The petitioners before the Supreme Court have challenged the 103rd amendment to the Constitution, which introduced changes to Articles 15 and 16 that deal with the right to equality and provide the basis for reservations.

Advocate Mohan Gopal, appearing for the petitioners, said that the constitutional amendment was dividing the country on the lines of caste. “This amendment is being seen as an instrument to protect the privileged rather than safeguarding the marginalised,” he told the court.

Gopal argued that the purpose of reservation is meant for under-represented groups. However, it is now available to people, whose annual income of less than Rs 8 lakh, he added.

In this context, the lawyer said that 96% of Indians earn less than Rs 25,000 for a family of four. “We need to yield to this 96% and be gracious,” he said, according to Live Law.

Gopal argued that backward classes had sought representation, and not economic upliftment, through reservations. “We are not interested in the reservation, we are interested in representation,” he told the court. “If someone brings a better way of representation than reservation, we will throw away the reservation in the Arabian Sea.”

The Union government introduced the economically weaker sections quota for those who cannot avail of reservations granted to Scheduled Castes, Scheduled Tribes and Other Backward Classes, but have an annual family income of less than Rs 8 lakh.

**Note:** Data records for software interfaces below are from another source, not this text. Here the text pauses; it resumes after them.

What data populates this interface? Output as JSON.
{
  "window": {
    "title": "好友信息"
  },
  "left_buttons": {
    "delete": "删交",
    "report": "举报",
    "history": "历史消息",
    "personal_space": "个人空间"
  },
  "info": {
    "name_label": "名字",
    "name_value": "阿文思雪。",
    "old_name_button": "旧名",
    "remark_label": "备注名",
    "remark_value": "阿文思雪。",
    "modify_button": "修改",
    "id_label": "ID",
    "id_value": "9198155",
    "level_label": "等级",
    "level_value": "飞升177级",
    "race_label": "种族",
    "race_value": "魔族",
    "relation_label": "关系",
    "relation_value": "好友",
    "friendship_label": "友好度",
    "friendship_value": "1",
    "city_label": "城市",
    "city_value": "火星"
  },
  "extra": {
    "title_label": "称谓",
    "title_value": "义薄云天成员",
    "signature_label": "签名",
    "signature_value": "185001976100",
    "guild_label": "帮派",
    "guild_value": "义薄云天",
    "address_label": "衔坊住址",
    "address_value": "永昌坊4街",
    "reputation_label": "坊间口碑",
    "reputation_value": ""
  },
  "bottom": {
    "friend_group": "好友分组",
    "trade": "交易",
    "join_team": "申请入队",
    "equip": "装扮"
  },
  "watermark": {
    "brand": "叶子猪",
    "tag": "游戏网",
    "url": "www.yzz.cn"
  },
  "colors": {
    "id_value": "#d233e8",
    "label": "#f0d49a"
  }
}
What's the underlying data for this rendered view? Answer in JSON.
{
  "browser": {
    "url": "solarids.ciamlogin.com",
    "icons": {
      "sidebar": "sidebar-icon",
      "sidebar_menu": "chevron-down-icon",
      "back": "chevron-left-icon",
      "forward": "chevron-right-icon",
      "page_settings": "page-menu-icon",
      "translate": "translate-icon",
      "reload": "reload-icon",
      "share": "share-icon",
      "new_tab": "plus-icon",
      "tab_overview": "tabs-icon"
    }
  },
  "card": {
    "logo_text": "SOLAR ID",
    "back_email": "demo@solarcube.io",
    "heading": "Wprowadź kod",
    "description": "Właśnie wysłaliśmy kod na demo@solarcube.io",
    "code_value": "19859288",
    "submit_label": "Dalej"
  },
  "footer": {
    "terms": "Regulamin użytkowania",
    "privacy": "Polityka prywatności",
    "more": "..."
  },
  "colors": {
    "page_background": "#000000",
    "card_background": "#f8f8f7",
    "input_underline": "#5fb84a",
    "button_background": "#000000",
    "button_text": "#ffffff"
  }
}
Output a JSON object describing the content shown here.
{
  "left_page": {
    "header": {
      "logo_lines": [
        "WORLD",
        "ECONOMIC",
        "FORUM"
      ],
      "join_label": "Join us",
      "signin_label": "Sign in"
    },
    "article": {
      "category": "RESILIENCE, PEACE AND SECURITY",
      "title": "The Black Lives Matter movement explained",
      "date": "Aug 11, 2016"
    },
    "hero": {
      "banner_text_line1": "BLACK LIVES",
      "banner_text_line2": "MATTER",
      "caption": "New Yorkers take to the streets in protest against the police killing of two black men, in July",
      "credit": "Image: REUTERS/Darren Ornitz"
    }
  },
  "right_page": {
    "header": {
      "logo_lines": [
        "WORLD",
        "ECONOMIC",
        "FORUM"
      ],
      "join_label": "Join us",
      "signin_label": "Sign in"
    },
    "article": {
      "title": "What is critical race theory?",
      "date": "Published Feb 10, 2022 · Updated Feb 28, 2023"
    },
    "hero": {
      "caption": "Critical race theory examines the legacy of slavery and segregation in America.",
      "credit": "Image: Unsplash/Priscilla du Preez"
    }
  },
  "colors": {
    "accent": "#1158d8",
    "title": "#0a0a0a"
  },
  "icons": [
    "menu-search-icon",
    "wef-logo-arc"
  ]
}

However, if the family owns more than 5 acres of agricultural land or 1,000 square feet of residential land, the person will not be eligible.

Last year, the Supreme Court made a prima facie observation that these criteria seemed arbitrary. Since the income criteria of Rs 8 lakh per annum were used to exclude the “creamy layer” from the Other Backward Classes quota, the court questioned if the Centre had mechanically included the distinction for economically weaker sections as well.

A Constitution bench, led by Chief Justice UU Lalit, said it wants to examine whether the 10% quota for upper caste economically weak aspirants in government jobs and college admissions, violated the basic structure of the Constitution. It will also check if the reservation framework was hampered by excluding Socially and Educationally Backward Classes, Other Backward Classes, Scheduled Castes and Scheduled Tribes from the scope of the quota.